Supplied material Start Marker

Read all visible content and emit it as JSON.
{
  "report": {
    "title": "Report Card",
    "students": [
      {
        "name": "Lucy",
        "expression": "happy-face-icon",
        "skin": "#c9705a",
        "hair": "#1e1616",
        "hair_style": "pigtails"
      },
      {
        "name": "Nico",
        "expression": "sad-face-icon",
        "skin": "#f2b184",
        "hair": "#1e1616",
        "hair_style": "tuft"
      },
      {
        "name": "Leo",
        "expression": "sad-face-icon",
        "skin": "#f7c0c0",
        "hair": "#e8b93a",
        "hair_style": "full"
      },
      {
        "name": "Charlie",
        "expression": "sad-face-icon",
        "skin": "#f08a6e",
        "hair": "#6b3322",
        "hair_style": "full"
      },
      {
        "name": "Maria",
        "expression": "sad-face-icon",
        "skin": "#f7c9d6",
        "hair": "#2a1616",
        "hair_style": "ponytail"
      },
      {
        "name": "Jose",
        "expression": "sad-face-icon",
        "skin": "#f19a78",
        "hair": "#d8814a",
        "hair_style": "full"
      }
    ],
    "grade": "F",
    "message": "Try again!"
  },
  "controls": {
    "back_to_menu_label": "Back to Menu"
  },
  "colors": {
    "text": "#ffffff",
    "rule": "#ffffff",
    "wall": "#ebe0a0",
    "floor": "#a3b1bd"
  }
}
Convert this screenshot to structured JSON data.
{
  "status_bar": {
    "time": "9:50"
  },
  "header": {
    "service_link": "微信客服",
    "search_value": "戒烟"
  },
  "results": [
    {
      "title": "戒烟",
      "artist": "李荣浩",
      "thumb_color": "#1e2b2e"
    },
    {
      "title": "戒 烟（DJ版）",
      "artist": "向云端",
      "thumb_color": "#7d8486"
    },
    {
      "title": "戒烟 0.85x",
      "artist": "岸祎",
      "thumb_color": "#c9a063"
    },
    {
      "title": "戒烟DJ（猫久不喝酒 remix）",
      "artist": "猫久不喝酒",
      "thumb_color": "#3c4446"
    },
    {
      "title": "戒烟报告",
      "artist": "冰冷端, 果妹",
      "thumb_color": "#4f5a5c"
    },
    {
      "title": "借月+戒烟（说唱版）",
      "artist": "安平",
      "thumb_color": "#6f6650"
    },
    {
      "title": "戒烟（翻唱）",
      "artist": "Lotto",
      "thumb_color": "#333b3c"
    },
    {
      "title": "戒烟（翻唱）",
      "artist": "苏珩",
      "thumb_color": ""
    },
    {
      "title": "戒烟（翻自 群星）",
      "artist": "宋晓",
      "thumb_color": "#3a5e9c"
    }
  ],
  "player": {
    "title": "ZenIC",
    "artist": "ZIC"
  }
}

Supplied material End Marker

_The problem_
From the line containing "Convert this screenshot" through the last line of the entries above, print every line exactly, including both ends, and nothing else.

_Response_
Convert this screenshot to structured JSON data.
{
  "status_bar": {
    "time": "9:50"
  },
  "header": {
    "service_link": "微信客服",
    "search_value": "戒烟"
  },
  "results": [
    {
      "title": "戒烟",
      "artist": "李荣浩",
      "thumb_color": "#1e2b2e"
    },
    {
      "title": "戒 烟（DJ版）",
      "artist": "向云端",
      "thumb_color": "#7d8486"
    },
    {
      "title": "戒烟 0.85x",
      "artist": "岸祎",
      "thumb_color": "#c9a063"
    },
    {
      "title": "戒烟DJ（猫久不喝酒 remix）",
      "artist": "猫久不喝酒",
      "thumb_color": "#3c4446"
    },
    {
      "title": "戒烟报告",
      "artist": "冰冷端, 果妹",
      "thumb_color": "#4f5a5c"
    },
    {
      "title": "借月+戒烟（说唱版）",
      "artist": "安平",
      "thumb_color": "#6f6650"
    },
    {
      "title": "戒烟（翻唱）",
      "artist": "Lotto",
      "thumb_color": "#333b3c"
    },
    {
      "title": "戒烟（翻唱）",
      "artist": "苏珩",
      "thumb_color": ""
    },
    {
      "title": "戒烟（翻自 群星）",
      "artist": "宋晓",
      "thumb_color": "#3a5e9c"
    }
  ],
  "player": {
    "title": "ZenIC",
    "artist": "ZIC"
  }
}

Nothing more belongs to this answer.